▶ Your assignment: Output every record exactly, and nothing more.

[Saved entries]
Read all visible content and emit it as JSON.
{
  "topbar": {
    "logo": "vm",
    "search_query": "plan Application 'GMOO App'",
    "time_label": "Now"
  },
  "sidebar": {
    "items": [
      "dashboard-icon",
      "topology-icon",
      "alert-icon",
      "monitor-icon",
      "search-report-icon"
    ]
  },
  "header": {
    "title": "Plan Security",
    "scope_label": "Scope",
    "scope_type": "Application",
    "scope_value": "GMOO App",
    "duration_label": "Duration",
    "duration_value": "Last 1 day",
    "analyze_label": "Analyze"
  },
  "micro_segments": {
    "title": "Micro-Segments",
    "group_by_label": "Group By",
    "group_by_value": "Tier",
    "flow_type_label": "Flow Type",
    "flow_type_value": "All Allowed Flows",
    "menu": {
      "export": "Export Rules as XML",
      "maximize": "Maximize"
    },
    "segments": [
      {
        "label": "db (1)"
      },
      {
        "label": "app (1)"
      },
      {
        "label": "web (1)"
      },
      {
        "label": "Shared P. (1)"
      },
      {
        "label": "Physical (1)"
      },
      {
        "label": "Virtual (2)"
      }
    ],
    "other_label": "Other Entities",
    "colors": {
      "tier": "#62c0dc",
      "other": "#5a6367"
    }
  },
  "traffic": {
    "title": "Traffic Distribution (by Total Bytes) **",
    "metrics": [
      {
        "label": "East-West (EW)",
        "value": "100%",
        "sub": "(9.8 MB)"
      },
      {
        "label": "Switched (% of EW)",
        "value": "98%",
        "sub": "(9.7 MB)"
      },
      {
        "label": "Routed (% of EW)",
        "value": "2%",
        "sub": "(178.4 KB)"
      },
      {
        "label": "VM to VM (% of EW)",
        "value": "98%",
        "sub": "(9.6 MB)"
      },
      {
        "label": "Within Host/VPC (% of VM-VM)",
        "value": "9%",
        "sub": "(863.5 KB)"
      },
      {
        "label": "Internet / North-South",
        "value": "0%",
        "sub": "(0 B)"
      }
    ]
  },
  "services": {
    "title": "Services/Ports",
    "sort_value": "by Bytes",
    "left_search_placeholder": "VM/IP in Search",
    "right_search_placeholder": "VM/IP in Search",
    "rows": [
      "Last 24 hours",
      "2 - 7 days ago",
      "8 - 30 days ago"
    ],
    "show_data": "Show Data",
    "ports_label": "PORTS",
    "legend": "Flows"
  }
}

▶ Written response:
Read all visible content and emit it as JSON.
{
  "topbar": {
    "logo": "vm",
    "search_query": "plan Application 'GMOO App'",
    "time_label": "Now"
  },
  "sidebar": {
    "items": [
      "dashboard-icon",
      "topology-icon",
      "alert-icon",
      "monitor-icon",
      "search-report-icon"
    ]
  },
  "header": {
    "title": "Plan Security",
    "scope_label": "Scope",
    "scope_type": "Application",
    "scope_value": "GMOO App",
    "duration_label": "Duration",
    "duration_value": "Last 1 day",
    "analyze_label": "Analyze"
  },
  "micro_segments": {
    "title": "Micro-Segments",
    "group_by_label": "Group By",
    "group_by_value": "Tier",
    "flow_type_label": "Flow Type",
    "flow_type_value": "All Allowed Flows",
    "menu": {
      "export": "Export Rules as XML",
      "maximize": "Maximize"
    },
    "segments": [
      {
        "label": "db (1)"
      },
      {
        "label": "app (1)"
      },
      {
        "label": "web (1)"
      },
      {
        "label": "Shared P. (1)"
      },
      {
        "label": "Physical (1)"
      },
      {
        "label": "Virtual (2)"
      }
    ],
    "other_label": "Other Entities",
    "colors": {
      "tier": "#62c0dc",
      "other": "#5a6367"
    }
  },
  "traffic": {
    "title": "Traffic Distribution (by Total Bytes) **",
    "metrics": [
      {
        "label": "East-West (EW)",
        "value": "100%",
        "sub": "(9.8 MB)"
      },
      {
        "label": "Switched (% of EW)",
        "value": "98%",
        "sub": "(9.7 MB)"
      },
      {
        "label": "Routed (% of EW)",
        "value": "2%",
        "sub": "(178.4 KB)"
      },
      {
        "label": "VM to VM (% of EW)",
        "value": "98%",
        "sub": "(9.6 MB)"
      },
      {
        "label": "Within Host/VPC (% of VM-VM)",
        "value": "9%",
        "sub": "(863.5 KB)"
      },
      {
        "label": "Internet / North-South",
        "value": "0%",
        "sub": "(0 B)"
      }
    ]
  },
  "services": {
    "title": "Services/Ports",
    "sort_value": "by Bytes",
    "left_search_placeholder": "VM/IP in Search",
    "right_search_placeholder": "VM/IP in Search",
    "rows": [
      "Last 24 hours",
      "2 - 7 days ago",
      "8 - 30 days ago"
    ],
    "show_data": "Show Data",
    "ports_label": "PORTS",
    "legend": "Flows"
  }
}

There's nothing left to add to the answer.